But he didn’t like lasagna, or spaghetti. But head cheese, ris de veau, cretons, blue cheese? Oh, that was good. Kidney stew. Anything that could smell up the kitchen. Tongue. Oysters, pickled eggs. Pickled onions, pickles. But not just anything pickled – just the unusual stuff. He was gourmet. He’d bring home things like rabbit and brains from the store for Grandmaman to cook. Didn’t matter whether she knew how to cook it! It looked interesting, so he wanted to try it.
Lorsque je sens la senteur forte du fromage bleu, ça me fait toujours penser à Grandpapa.
So what tie would suit him? How could you possibly sum up this man, all that he is – was – in a tie? You can’t.
He would need a tie though. He wouldn’t want to look less than his best. Presentable. But without too much fuss.
He didn’t like fuss.
He liked peace.
Il était tranquil – il appréciait la tranquilité.
He loved family.
Ah! La famille.
His children, his grandchildren, his greatgandchildren. All kids, all babies. The children always came first with him.
He always wanted people to feel welcome, loved.
Un accueil chaleureux – c’était important.
He grew roses in the garden for Grandmaman, a special corner just for her.
He took the kids on special outings, just him and them – everywhere. Anywhere.
He loved company.
He especially loved to have company to go to his favourite spots with him. To have a smoked-meat sandwich with. To take the boat across to Vieux Montreal with. To go see the flowers growing along the sidewalk. Just because they were there. Because they made him smile.
Il aimait aller visiter des nouvelles places avec quelqu’un – pour partager l’expérience.
He was quiet, yes. He was a man that it made you happy just to be with. To sit, and have a cup of tea, and watch the birds with. A man who loved to share a good view.
Today, he’s not wearing his smile. He’s just wearing a tie.

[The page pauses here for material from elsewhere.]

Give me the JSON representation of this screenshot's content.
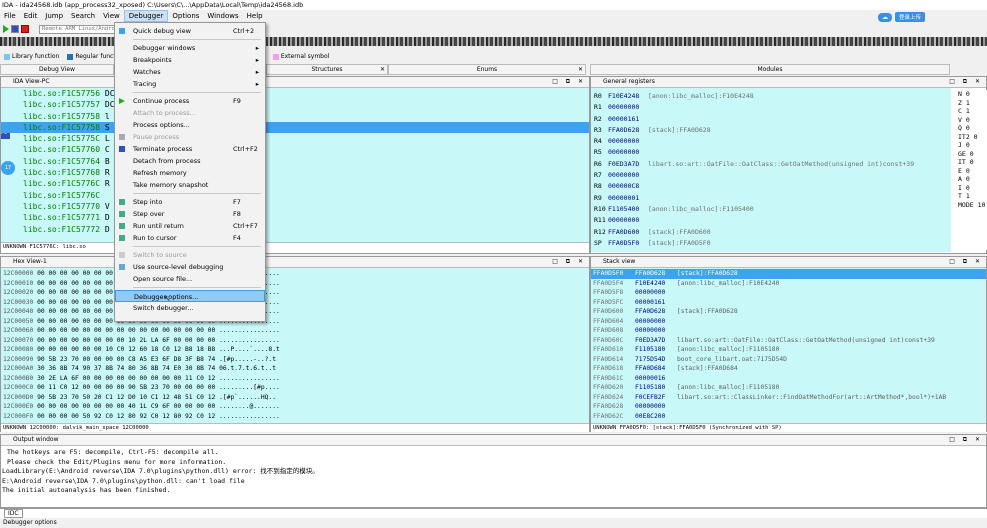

Grandpapa, époux, Papa, frère, Dad, mononcle, cousin, Greatgrandpa, ami –
Thank you for finding the music.
Merci pour les sourires, et les caresses.
Thank you for painting what you saw, so that we could see it too.
Merci pour ton amour.
Thank you for visiting.
Merci d’avoir partagé ta vie avec nous.